Nick Cave is more relevant and astounding than ever; he and his band, The Bad Seeds (Warren Ellis, George Vjestica, Jim Sclavunos, Martyn Casey, Thomas Wydler and Larry Mullins) are currently on tour in the U.S. and have European tour dates ready to finish off the year. Having seen the man (“he’s a ghost, he’s a god, he’s a man, he’s a guru”) live and in person more than half a dozen times, it’s clear that he’s more wildly alive than ever. With his well-suited tall stature, thin frame, jet-black hair and nearly flawless fair skin, Cave is a sight to behold and, when he starts performing, he and his band almost light the stage afire. After suffering an unfathomable loss in 2015, Cave has publicly turned tragedy and grief into art with his 2016 album Skeleton Tree as well as the film, One More Time With Feeling (released last year, directed by Andrew Dominik).

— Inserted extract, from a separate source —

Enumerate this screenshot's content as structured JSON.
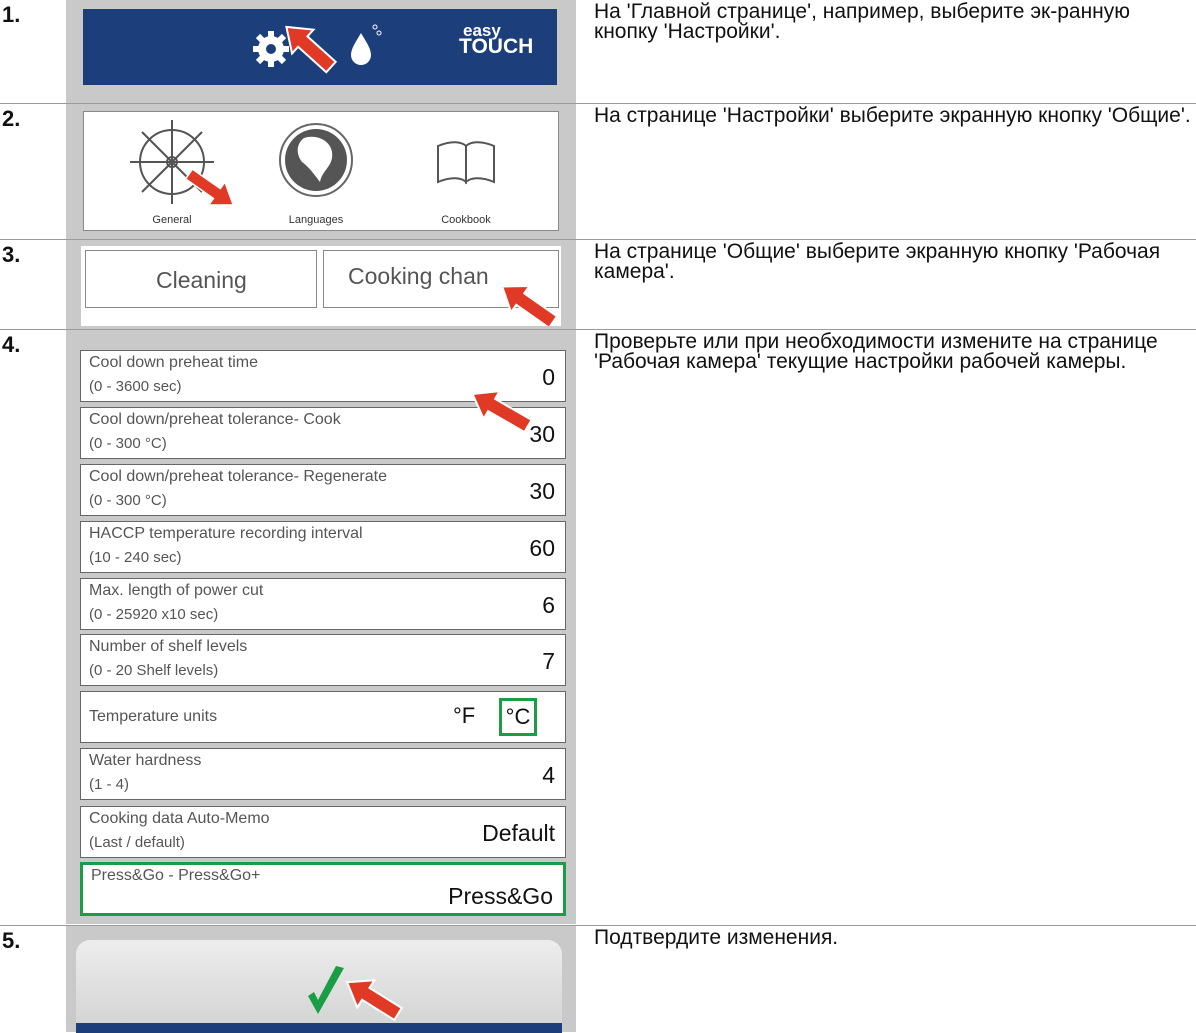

This tour marks the first time that Cave has played North America with the Bad Seeds in three years. I recently saw him play at the Kings Theatre in Brooklyn and, just last week, at the Beacon in Manhattan where he performed for two sold-out nights (no opener, just the main course for over two hours without hesitation until an encore that served as the perfect denouement where he invited over thirty people onto the stage). They played a lot of the new album, a few songs from 2013’s Push the Sky Away and then some tried and true classics, such as “The Mercy Seat,” “Red Right Hand,” “Tupelo” and “The Ship Song.” “Tupelo” was especially rollicking and energy-filled: with a backdrop of trees flailing in a storm, Cave wove a tale of chaos, loss and drowning in an all-too-real flood (where “no sleep runs this deep”) that claimed many lives and is also the birthplace of “the King,” Elvis Presley. When Cave sings of a nightmare, you wake up and hold on tight.
The show at the Beacon Wednesday night (June 14th) opened with a few tracks from the latest album, Skeleton Tree and we were all reeling from beauty mingled with a fierce, ruthless sadness and, then, Cave pulled a young boy onto the stage (wearing a tee-shirt emblazoned with the words “Bad Seed”) and held onto his hand while he sang and then cried out “With my voice, I am calling you” from the song, “Jesus Alone.” At that moment, I was filled with a visceral ache as I watched. I had an epiphany while witnessing this: Cave is a wonderful artist because he reminds one of other great artists, of the progenitors who came before him in a long line of rock and roll poets, wordsmiths and artists. I was reminded of Hamlet and T.S. Eliot’s The Love Song of J. Alfred Prufrock for the young boy on stage did a little crab walk/dance and I was immediately recalled back to when Shakespeare’s Prince Hamlet spoke of aging to Polonius and said “For yourself, sir, should be old as I am, if like a crab you could go backward.”
This line in Hamlet inspired T.S. Eliot to write “I should have been a pair of ragged claws scuttling across the floors of silent seas” in The Love Song of J. Alfred Prufrock. Eliot was the master of literary allusions and if he could cite Shakespeare then why shouldn’t Cave, even unwittingly? This is what great art does: it mirrors the work of those who have come before and morphs it into something new, unexpected and exciting. It seems like all of the emotionally powerful songs played by the Bad Seeds are able to unleash such intensity because the audience gives Cave such palpable energy and both parties are able to feed off that energy. In Joseph L. Mankiewicz’s 1950 film, All About Eve, Anne Baxter recalls the audience’s applause for Margo Channing as being like “waves of love coming over the footlights and wrapping you up.”
This is what the audience’s reaction is like at a Bad Seeds’ show: it makes the magic of the night possible. During the encore, the very last song of the night—after one hell of a performance of “The Weeping Song” and “Stagger Lee”—was the title track from 2013’s Push the Sky Away. With dozens of people on stage, when Cave sang that “Some people say it's just rock and roll, oh but it gets you right down to your soul” and physically reached out to many, it’s fair to say that everyone could feel that this was more than just music and that it proved how powerful art can be when fully realized.
One of the greatest songs to see the Bad Seeds perform live is “Jubilee Street” (from 2013’s Push the Sky Away) as it tells a tale that results in the most life-affirming, climatic lyrics: “I’m transforming, I’m vibrating, I’m glowing, I’m flying, look at me now.” To hear these words sung, shouted, and almost chanted over and over is like a drug that fills the listener with hope for reinvention and rebirth. This notion of changing, “transforming” and “flying” must be what Cave feels every night he’s on stage and it recalls back to something exceptional and rhapsodic that Toni Morrison wrote in her 1977 novel, Song of Solomon that says (which I gave to Cave as a gift on this tour): “If you surrendered to the air, you could ride it.”